Find each line in the records below that contains the word "Parameters", and copy it out.

== Exercise material

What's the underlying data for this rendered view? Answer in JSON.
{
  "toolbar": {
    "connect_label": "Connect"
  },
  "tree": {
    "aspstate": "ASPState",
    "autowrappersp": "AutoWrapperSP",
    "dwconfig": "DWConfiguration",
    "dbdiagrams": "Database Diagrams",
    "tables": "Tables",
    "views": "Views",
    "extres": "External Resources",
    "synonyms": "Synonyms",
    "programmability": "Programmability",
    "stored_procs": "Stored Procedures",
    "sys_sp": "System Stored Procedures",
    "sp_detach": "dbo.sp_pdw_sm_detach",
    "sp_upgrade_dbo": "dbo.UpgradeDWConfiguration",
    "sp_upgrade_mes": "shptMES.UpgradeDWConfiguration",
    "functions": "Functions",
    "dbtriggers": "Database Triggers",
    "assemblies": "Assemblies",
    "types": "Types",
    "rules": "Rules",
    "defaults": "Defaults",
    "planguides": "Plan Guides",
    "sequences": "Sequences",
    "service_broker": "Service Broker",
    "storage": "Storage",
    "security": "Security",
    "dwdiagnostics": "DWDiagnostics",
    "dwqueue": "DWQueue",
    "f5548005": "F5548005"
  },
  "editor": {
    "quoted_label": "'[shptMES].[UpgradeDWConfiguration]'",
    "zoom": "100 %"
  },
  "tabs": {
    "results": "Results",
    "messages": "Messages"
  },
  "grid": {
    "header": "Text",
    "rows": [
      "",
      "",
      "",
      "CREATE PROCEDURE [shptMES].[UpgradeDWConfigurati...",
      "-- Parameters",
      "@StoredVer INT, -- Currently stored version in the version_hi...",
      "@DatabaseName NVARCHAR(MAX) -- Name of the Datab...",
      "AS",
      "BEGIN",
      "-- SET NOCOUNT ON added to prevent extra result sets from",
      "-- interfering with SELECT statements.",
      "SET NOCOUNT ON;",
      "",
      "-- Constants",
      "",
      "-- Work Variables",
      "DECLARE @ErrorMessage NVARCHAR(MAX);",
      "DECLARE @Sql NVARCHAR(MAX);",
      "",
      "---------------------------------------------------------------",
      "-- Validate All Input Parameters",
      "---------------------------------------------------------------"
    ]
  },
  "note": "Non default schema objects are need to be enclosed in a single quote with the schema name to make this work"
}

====

§ Answer to the exercise:
      "-- Parameters",
      "-- Validate All Input Parameters",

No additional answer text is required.